Nearing the anniversary of her brother's death on Friday, LaToya Jackson had an emotional reunion with Michael's former pet Bubbles the chimpanzee.

As part of an Animal Planet documentary, she visited the ape at his Florida sanctuary.

On her way there, LaToya confessed that she was 'really looking forward to seeing Bubbles, more than anything else'.

Behind bars: Apart from a few grey hairs, Bubbles still looks the same as when he was young, according to LaToya

Michael's big sister claimed that she hadn't seen Bubbles for '20 something years' and her excitement was palpable.

Unfortunately, Bubbles' enthusiasm at the long-awaited reunion didn't match LaToya's and he remained pretty stoic as he gazed sadly from behind bars.

LaToya, 54, said the chimp used to 'eat at the table with us' and told how he used to walk to the fridge and help himself to his favourite treat - Haagen-Dazs ice cream.

As she hosed him down with water, the singer reminisced that it was just like old days, when Bubbles used to have his own bathroom and regularly take showers.

Walk back in time: LaToya was in a nostalgic mood as she visited her brother's former pet and strolled around the grounds of the sanctuary where he lives

Things turned emotional for LaToya though as she shared a little one on one time with the chimp.

A teary Jackson told Bubbles: 'I miss you - I haven't seen you in ages.'
Michael Jackson adopted the ape from a Texas research facility in the early eighties.

Bubbles slept in a crib in Jackson's bedroom, shared the singer's toilet and ate sweets in the Neverland movie theatre.

For a time, Jackson took the chimp everywhere with him, even travelling to Japan with him and taking him along to afternoon tea with a Japanese mayor.

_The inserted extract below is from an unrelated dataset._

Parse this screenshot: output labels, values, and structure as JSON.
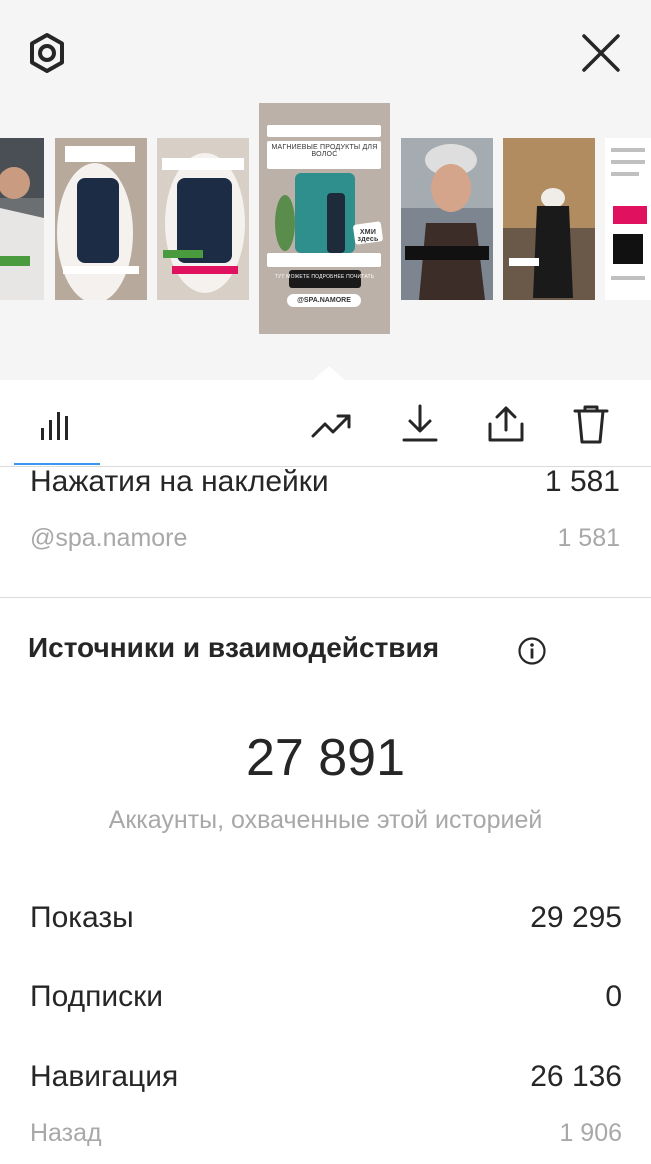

In happier times: Michael Jackson poses in a matching outfit with Bubbles

Unfortunately for Bubbles though his lavish lifestyle was brought to a grinding halt when he grew too large, and aggressive, for Jackson to handle.

In 2003, his pet was carted off to a California animal sanctuary where he became so depressed he reportedly attempted suicide.

When the sanctuary closed in 2004, Bubbles was taken to his current home, the Center for Great Apes, in Wauchula, Florida.

source: dailymail